Everyone has inflammation in their body at some point as it is a vital part of the immune system. It’s what happens when white blood cells flow to a wound, whether that is a bruise or a broken bone. Inflammation helps us heal properly and fight infections, but sometimes something in this process goes wrong and inflammation becomes chronic. This is another issue that can lead to serious diseases such as diabetes, arthritis, cancer, heart disease and many others.
Bioengineering Professor Eva de Alba was awarded a National Institute of Health (NIH) R15 grant in June to further examine the molecular functions of inflammation, specifically to study the dynamics, interactions and function of the proteins that cause inflammation to occur in the body.
“We study the molecular aspects of inflammation and, in particular, the onset, so we’re looking at exactly what triggers the inflammatory responses and how those proteins interact with others and themselves,” de Alba said.
It all centers around the inflammasome, a multi-protein complex that activates when damage or infection occur in the body, triggering the inflammatory response. The function of certain proteins within that response is the focus of de Alba’s work.

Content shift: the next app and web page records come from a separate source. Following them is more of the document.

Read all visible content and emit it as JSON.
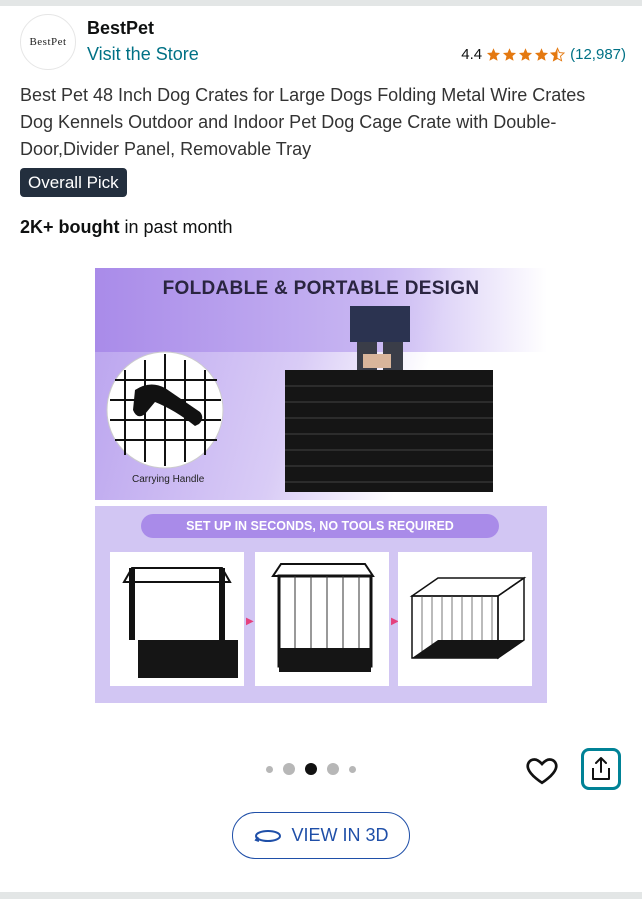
{
  "store": {
    "logo_text": "BestPet",
    "name": "BestPet",
    "visit_label": "Visit the Store"
  },
  "rating": {
    "value": "4.4",
    "stars": 4.5,
    "count": "(12,987)",
    "star_color": "#e47911"
  },
  "product": {
    "title": "Best Pet 48 Inch Dog Crates for Large Dogs Folding Metal Wire Crates Dog Kennels Outdoor and Indoor Pet Dog Cage Crate with Double-Door,Divider Panel, Removable Tray",
    "badge": "Overall Pick",
    "bought_bold": "2K+ bought",
    "bought_rest": " in past month"
  },
  "image": {
    "heading": "FOLDABLE & PORTABLE DESIGN",
    "handle_caption": "Carrying Handle",
    "pill_text": "SET UP IN SECONDS, NO TOOLS REQUIRED"
  },
  "carousel": {
    "total": 5,
    "active_index": 2
  },
  "actions": {
    "heart_icon": "heart-icon",
    "share_icon": "share-icon",
    "view3d_label": "VIEW IN 3D",
    "accent_teal": "#008296",
    "link_blue": "#1f4fa8"
  }
}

“The inflammation process is very diverse. It has a wide range of different stimulants that could cause it to react,” explained Pedro Diaz-Parga, a third-year Quantitative Systems Biology graduate student advised by de Alba.

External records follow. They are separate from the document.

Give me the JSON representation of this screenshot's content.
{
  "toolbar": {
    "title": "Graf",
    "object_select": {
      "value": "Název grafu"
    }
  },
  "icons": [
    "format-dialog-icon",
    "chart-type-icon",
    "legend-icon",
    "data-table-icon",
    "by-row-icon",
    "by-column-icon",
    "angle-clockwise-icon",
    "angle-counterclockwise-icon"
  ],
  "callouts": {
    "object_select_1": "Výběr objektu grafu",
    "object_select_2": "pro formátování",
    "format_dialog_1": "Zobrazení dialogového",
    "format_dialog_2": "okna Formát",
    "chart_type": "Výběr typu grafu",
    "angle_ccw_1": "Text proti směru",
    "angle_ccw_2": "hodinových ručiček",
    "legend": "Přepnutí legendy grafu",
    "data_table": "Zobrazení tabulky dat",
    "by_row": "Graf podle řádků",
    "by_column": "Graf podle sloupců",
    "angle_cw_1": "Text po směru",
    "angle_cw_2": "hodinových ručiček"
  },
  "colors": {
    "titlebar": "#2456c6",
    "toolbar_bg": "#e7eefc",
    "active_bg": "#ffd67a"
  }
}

In the inflammasome complex there are three proteins: the sensor, adaptor and effector. The sensor and effector are connected by the adaptor, and within the latter there are two domains tethered by a linker. The length of the linker can make a big difference in how the protein interacts with the other components of the inflammasome.

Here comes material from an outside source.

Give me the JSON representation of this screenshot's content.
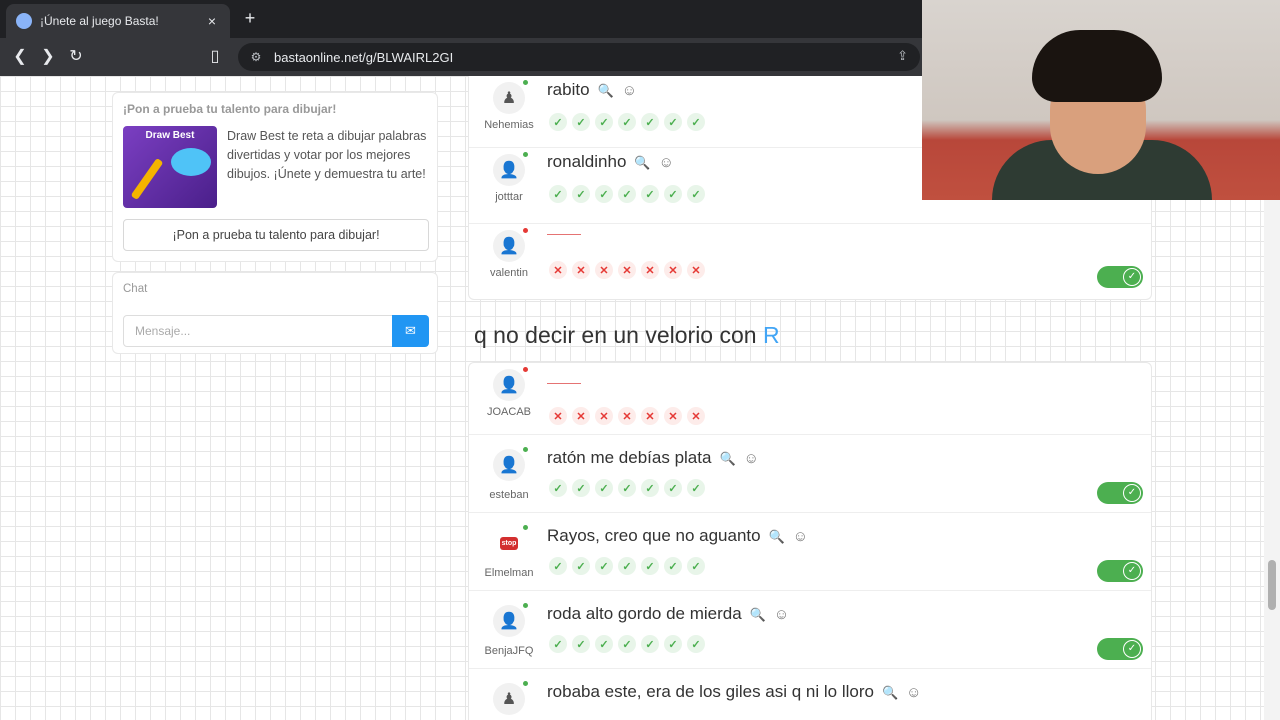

If the linker is long between the two domains, the protein resembles hunting bolas with two freely moving balls tethered together. If the linker is short, with less space between the two domains, the protein will take on a cylindrical soda can shape with no mobility. The work in de Alba’s lab examines the role that protein dynamics plays in the inflammation process.
“The linker, we think, has an important role in how efficacious this process works,” Pedro Diaz-Parga said. “Our results show that the short linker holds up the capability of the protein to interact, potentially slowing down the formation of the inflammasome complex.”
These proteins form assemblies that tend to grow in size by binding to themselves or similar components, creating long filaments, which are the very essence of the inflammasome complex. The length of the linker can play a role in how fast and what type of filament is formed, and thus can be used by our bodies to manipulate the inflammatory response.
According to de Alba, although the research is in early phases, the results have been very promising.
“This work is important because we can leverage our understanding on inflammasome formation to potentially design therapeutic targets to treat chronic inflammation,” de Alba said. “In fact, based on specific information obtained in our lab, we are currently designing molecules to inhibit the function of the inflammasome adapter.”